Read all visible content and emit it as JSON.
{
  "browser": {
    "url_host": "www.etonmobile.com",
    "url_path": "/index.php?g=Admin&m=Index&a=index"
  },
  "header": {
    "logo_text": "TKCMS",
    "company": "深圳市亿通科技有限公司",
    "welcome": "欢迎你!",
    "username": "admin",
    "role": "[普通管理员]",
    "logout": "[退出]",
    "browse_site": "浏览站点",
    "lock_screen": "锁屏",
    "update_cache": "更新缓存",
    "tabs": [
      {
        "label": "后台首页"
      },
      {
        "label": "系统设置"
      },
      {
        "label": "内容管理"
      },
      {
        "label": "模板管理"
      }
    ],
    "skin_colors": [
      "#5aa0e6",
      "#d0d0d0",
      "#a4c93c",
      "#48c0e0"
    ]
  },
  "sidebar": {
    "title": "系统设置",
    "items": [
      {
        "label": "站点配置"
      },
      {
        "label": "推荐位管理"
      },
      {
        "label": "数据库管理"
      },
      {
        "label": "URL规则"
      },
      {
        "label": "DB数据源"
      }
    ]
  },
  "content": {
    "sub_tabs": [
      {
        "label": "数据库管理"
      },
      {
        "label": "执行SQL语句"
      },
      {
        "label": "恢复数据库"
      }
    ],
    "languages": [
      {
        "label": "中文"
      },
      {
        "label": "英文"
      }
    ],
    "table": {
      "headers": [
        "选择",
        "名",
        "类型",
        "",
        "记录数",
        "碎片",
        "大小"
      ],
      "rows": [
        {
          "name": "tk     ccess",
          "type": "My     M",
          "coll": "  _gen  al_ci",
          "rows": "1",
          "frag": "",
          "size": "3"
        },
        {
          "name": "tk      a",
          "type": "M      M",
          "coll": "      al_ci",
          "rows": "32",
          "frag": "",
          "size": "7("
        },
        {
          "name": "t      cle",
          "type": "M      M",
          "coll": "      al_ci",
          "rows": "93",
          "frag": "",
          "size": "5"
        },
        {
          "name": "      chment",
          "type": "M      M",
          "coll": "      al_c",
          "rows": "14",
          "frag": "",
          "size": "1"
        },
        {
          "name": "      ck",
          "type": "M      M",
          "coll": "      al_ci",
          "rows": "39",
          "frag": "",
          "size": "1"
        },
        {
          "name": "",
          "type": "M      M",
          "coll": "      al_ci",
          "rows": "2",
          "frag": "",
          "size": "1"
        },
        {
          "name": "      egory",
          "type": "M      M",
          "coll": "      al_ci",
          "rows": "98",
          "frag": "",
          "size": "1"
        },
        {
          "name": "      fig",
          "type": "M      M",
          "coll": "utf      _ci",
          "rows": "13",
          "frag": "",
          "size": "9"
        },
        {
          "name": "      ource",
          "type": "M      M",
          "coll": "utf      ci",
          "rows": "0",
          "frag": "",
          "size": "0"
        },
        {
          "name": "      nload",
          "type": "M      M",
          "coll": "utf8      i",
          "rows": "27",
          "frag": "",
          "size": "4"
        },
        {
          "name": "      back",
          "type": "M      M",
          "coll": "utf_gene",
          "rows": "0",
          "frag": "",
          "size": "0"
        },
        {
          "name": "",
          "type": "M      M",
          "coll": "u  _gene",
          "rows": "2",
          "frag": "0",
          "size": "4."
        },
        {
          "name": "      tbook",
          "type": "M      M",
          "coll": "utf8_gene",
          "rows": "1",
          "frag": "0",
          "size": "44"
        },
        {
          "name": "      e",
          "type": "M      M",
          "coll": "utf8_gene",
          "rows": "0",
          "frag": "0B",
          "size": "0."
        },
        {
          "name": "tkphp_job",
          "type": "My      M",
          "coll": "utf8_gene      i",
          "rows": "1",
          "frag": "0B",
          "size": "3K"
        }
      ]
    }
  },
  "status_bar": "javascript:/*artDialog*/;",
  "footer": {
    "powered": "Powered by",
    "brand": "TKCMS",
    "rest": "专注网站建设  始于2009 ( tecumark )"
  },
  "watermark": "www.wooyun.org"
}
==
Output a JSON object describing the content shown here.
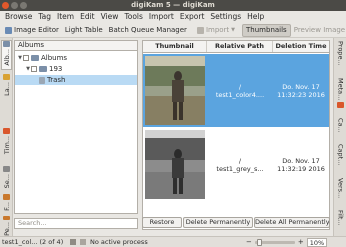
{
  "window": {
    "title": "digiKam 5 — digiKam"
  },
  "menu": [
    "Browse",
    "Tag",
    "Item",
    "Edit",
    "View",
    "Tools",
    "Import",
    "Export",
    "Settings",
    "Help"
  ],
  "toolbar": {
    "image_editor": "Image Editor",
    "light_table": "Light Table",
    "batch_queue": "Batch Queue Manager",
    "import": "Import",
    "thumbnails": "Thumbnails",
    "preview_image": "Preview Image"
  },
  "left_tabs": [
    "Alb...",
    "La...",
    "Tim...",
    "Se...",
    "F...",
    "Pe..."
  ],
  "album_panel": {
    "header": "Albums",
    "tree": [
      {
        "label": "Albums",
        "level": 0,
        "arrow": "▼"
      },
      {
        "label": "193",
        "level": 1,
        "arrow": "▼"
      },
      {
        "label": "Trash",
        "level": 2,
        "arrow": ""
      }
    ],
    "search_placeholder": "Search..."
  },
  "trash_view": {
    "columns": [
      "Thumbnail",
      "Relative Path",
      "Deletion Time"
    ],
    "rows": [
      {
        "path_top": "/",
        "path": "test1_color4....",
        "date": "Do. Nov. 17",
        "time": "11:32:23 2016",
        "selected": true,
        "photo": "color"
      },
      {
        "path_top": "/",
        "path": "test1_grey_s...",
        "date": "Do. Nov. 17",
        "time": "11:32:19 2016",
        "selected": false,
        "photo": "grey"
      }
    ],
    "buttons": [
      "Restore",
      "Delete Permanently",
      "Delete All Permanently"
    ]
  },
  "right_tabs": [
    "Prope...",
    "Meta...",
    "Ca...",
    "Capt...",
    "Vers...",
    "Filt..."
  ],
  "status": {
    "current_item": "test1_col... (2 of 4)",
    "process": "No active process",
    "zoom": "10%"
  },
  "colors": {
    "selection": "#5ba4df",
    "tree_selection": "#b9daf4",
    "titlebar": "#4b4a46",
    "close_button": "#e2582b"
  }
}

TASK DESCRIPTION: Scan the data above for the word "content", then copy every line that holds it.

RESPONSE TO THIS TASK:
Read all visible content and emit it as JSON.
  "content": {
Output a JSON object describing the content shown here.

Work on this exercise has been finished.